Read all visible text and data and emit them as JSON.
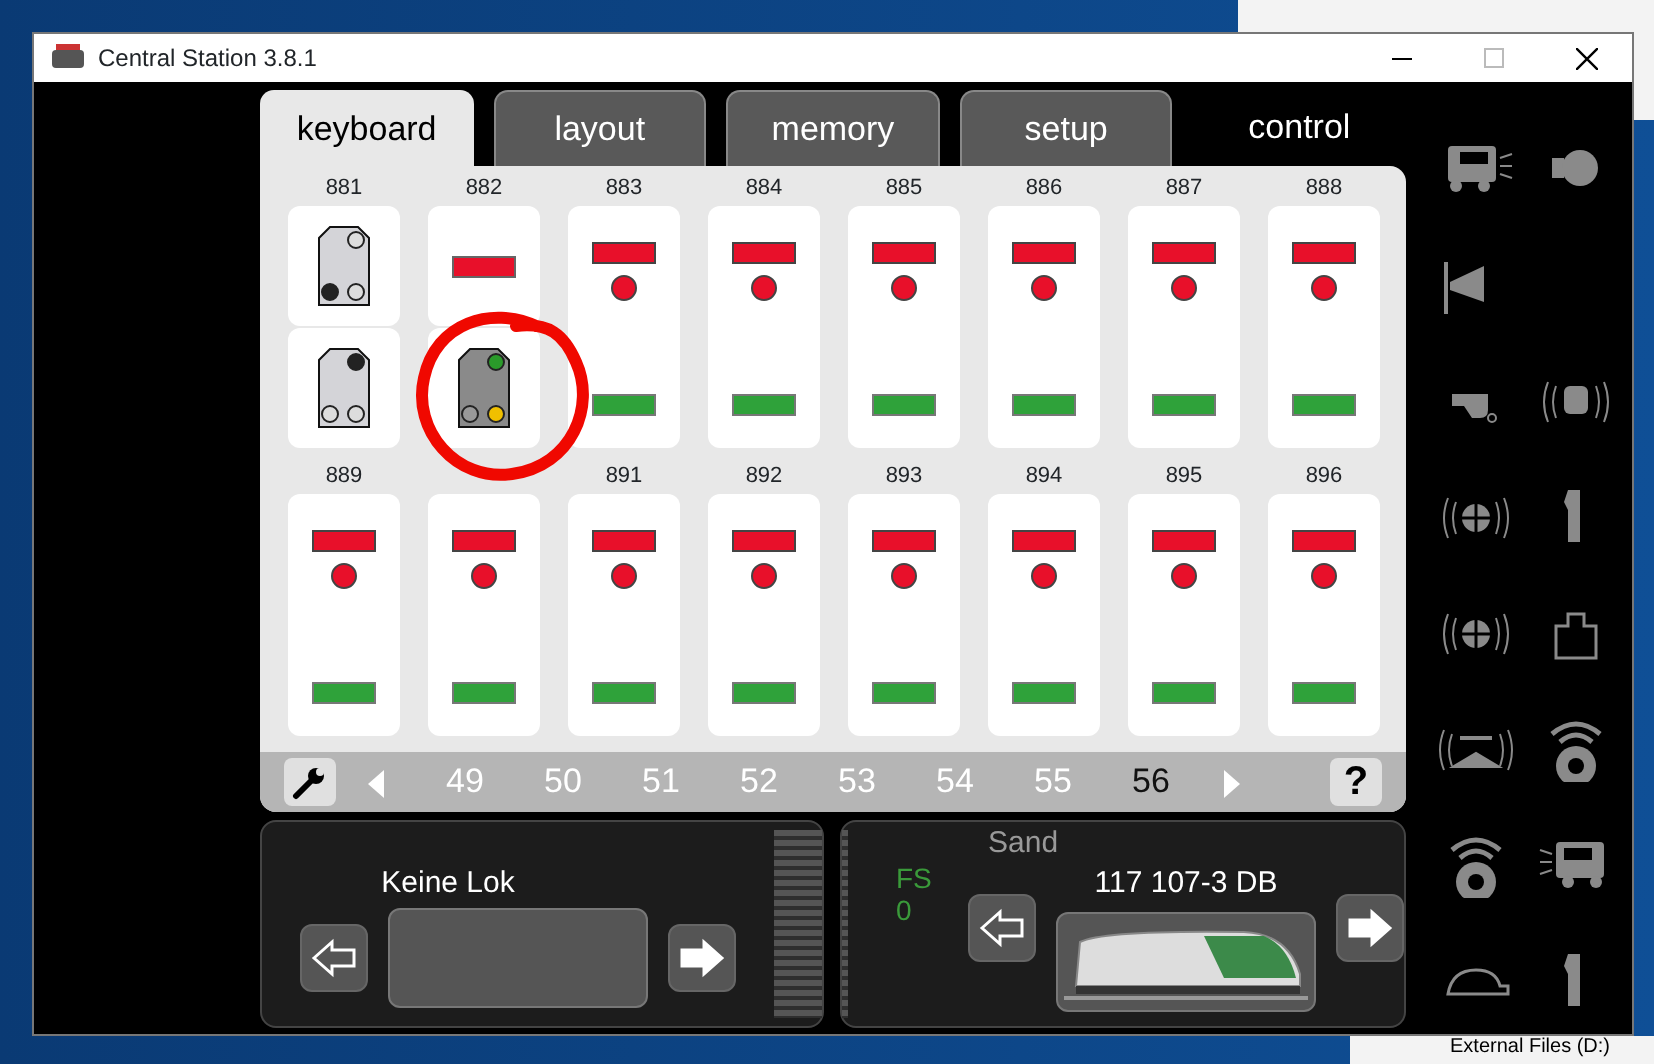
{
  "window": {
    "title": "Central Station 3.8.1"
  },
  "tabs": [
    {
      "label": "keyboard",
      "selected": true,
      "kind": "tab"
    },
    {
      "label": "layout",
      "selected": false,
      "kind": "tab"
    },
    {
      "label": "memory",
      "selected": false,
      "kind": "tab"
    },
    {
      "label": "setup",
      "selected": false,
      "kind": "tab"
    },
    {
      "label": "control",
      "selected": false,
      "kind": "plain"
    }
  ],
  "keyboard": {
    "items": [
      {
        "label": "881",
        "kind": "split",
        "halves": [
          {
            "kind": "plate-a"
          },
          {
            "kind": "plate-b"
          }
        ]
      },
      {
        "label": "882",
        "kind": "split",
        "halves": [
          {
            "kind": "red-bar"
          },
          {
            "kind": "signal-green-yellow"
          }
        ]
      },
      {
        "label": "883",
        "kind": "red-green"
      },
      {
        "label": "884",
        "kind": "red-green"
      },
      {
        "label": "885",
        "kind": "red-green"
      },
      {
        "label": "886",
        "kind": "red-green"
      },
      {
        "label": "887",
        "kind": "red-green"
      },
      {
        "label": "888",
        "kind": "red-green"
      },
      {
        "label": "889",
        "kind": "red-green"
      },
      {
        "kind": "red-green"
      },
      {
        "label": "891",
        "kind": "red-green"
      },
      {
        "label": "892",
        "kind": "red-green"
      },
      {
        "label": "893",
        "kind": "red-green"
      },
      {
        "label": "894",
        "kind": "red-green"
      },
      {
        "label": "895",
        "kind": "red-green"
      },
      {
        "label": "896",
        "kind": "red-green"
      }
    ],
    "pages": [
      {
        "label": "49",
        "selected": false
      },
      {
        "label": "50",
        "selected": false
      },
      {
        "label": "51",
        "selected": false
      },
      {
        "label": "52",
        "selected": false
      },
      {
        "label": "53",
        "selected": false
      },
      {
        "label": "54",
        "selected": false
      },
      {
        "label": "55",
        "selected": false
      },
      {
        "label": "56",
        "selected": true
      }
    ],
    "help": "?"
  },
  "locos": [
    {
      "kind": "empty",
      "name": "Keine Lok"
    },
    {
      "kind": "loaded",
      "name": "117 107-3 DB",
      "function": "Sand",
      "step_label": "FS",
      "step": "0"
    }
  ],
  "desktop": {
    "drive_label": "External Files (D:)"
  }
}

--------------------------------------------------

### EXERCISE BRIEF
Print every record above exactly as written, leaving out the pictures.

### REPLY TO THE EXERCISE
Read all visible text and data and emit them as JSON.
{
  "window": {
    "title": "Central Station 3.8.1"
  },
  "tabs": [
    {
      "label": "keyboard",
      "selected": true,
      "kind": "tab"
    },
    {
      "label": "layout",
      "selected": false,
      "kind": "tab"
    },
    {
      "label": "memory",
      "selected": false,
      "kind": "tab"
    },
    {
      "label": "setup",
      "selected": false,
      "kind": "tab"
    },
    {
      "label": "control",
      "selected": false,
      "kind": "plain"
    }
  ],
  "keyboard": {
    "items": [
      {
        "label": "881",
        "kind": "split",
        "halves": [
          {
            "kind": "plate-a"
          },
          {
            "kind": "plate-b"
          }
        ]
      },
      {
        "label": "882",
        "kind": "split",
        "halves": [
          {
            "kind": "red-bar"
          },
          {
            "kind": "signal-green-yellow"
          }
        ]
      },
      {
        "label": "883",
        "kind": "red-green"
      },
      {
        "label": "884",
        "kind": "red-green"
      },
      {
        "label": "885",
        "kind": "red-green"
      },
      {
        "label": "886",
        "kind": "red-green"
      },
      {
        "label": "887",
        "kind": "red-green"
      },
      {
        "label": "888",
        "kind": "red-green"
      },
      {
        "label": "889",
        "kind": "red-green"
      },
      {
        "kind": "red-green"
      },
      {
        "label": "891",
        "kind": "red-green"
      },
      {
        "label": "892",
        "kind": "red-green"
      },
      {
        "label": "893",
        "kind": "red-green"
      },
      {
        "label": "894",
        "kind": "red-green"
      },
      {
        "label": "895",
        "kind": "red-green"
      },
      {
        "label": "896",
        "kind": "red-green"
      }
    ],
    "pages": [
      {
        "label": "49",
        "selected": false
      },
      {
        "label": "50",
        "selected": false
      },
      {
        "label": "51",
        "selected": false
      },
      {
        "label": "52",
        "selected": false
      },
      {
        "label": "53",
        "selected": false
      },
      {
        "label": "54",
        "selected": false
      },
      {
        "label": "55",
        "selected": false
      },
      {
        "label": "56",
        "selected": true
      }
    ],
    "help": "?"
  },
  "locos": [
    {
      "kind": "empty",
      "name": "Keine Lok"
    },
    {
      "kind": "loaded",
      "name": "117 107-3 DB",
      "function": "Sand",
      "step_label": "FS",
      "step": "0"
    }
  ],
  "desktop": {
    "drive_label": "External Files (D:)"
  }
}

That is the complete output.